Member
crew87

Wow, I’m glad I read this. The story from the library will stick with me for a long time. That’s awful, and I’m sorry the author experienced/experiences that. Privilege sometimes makes that hard to fathom, so I’m glad there are diverse voices sharing their experiences on THT.

I was happy to read that baseball hasn’t been exclusive in that way, however. That’s the best of what baseball can be, and what I hope it is for everyone, as I know the joy and community and pastime it has been for me and my family.

Daniel
Member
Member
Daniel

Yes, you do belong.

kenai kings
Member
kenai kings

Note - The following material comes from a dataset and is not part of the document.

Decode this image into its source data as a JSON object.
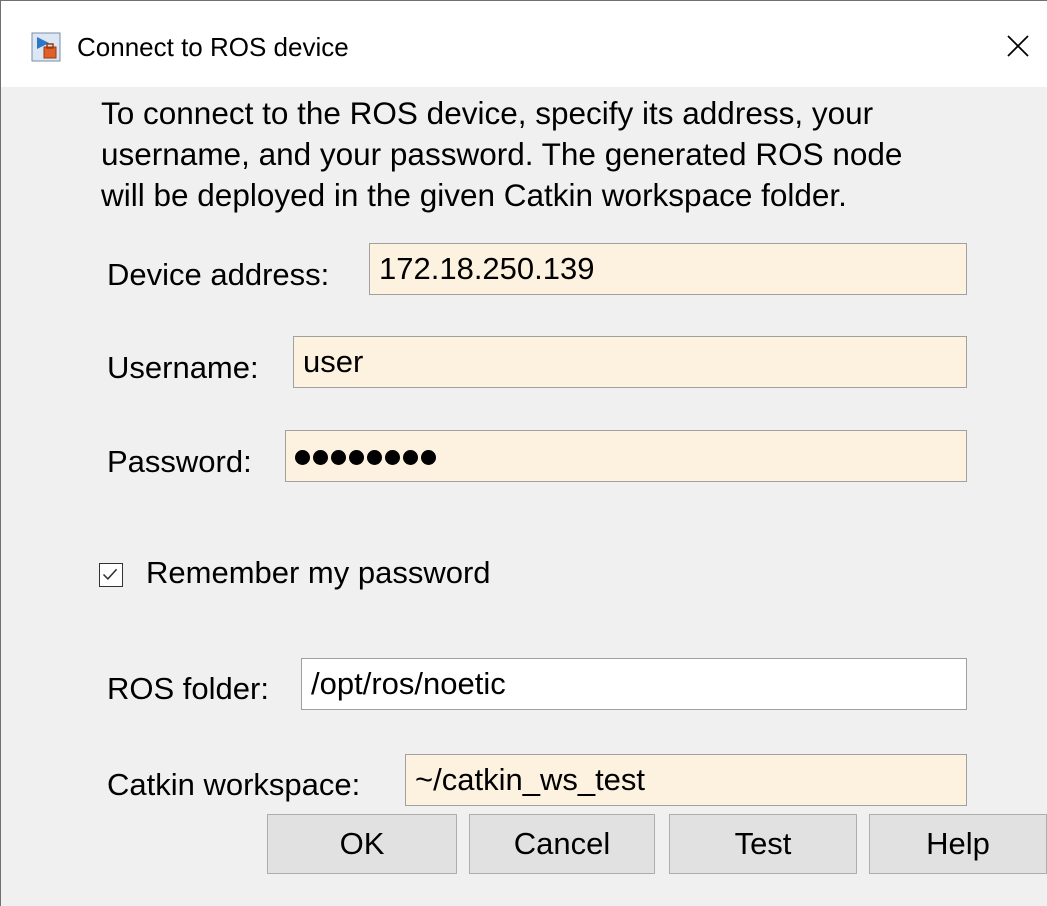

As you write … in the “community of baseball” we are persons first. Like yourself, I’ve been to many ball games by myself yet never felt alone.
Baseball books?… hope “Baseball and Men’s Lives” by Robert Mayer was among them.

Yehoshua Friedman
Member
Yehoshua Friedman

Whatever one thinks of whatever practices, it is wrong to mistreat people on the basis of their presumed orientation or otherwise being “different”. It is also wrong for people to flaunt their sexuality of whatever flavor including heterosexuality in public places and to sexualize children at an early age. I don’t want to know what anyone is doing in the realm of what should be kept private. But we can all enjoy a ballgame together!

John Autin
Member
Member
John Autin

Thanks for your well-written, affecting story.

Annie Maroon
Member

Thanks for writing this, Rachael – it’s fantastic.